- [Work order]
State the number of lines in the records that contain "Зона", with no other words.

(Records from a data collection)

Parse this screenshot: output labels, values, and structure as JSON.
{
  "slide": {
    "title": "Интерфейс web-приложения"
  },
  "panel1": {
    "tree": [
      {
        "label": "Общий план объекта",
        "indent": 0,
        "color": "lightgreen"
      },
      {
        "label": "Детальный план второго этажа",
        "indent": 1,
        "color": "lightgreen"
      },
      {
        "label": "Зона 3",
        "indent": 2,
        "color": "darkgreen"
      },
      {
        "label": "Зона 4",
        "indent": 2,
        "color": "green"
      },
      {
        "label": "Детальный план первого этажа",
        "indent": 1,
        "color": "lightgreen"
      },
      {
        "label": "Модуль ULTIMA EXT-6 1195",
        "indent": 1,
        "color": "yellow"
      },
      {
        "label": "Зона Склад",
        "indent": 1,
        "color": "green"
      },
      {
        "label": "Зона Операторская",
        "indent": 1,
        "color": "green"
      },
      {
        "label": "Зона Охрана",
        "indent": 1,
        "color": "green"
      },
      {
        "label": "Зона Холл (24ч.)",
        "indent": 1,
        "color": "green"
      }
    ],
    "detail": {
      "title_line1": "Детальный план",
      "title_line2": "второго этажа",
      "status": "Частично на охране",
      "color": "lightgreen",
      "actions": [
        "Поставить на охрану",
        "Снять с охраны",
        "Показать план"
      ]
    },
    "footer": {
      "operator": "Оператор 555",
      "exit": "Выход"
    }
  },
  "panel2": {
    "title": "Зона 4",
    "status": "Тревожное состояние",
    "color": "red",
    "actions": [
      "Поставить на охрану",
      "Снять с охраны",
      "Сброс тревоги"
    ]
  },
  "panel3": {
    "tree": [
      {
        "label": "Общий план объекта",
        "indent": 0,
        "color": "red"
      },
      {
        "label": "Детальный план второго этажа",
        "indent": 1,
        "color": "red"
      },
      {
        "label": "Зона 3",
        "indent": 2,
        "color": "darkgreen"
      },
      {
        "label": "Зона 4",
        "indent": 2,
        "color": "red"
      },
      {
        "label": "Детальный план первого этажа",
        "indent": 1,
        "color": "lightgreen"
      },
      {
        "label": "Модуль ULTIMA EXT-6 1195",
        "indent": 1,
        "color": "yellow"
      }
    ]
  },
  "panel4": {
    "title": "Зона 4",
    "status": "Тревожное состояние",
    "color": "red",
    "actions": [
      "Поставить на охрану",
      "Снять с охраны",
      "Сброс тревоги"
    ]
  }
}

- [Task answer]
10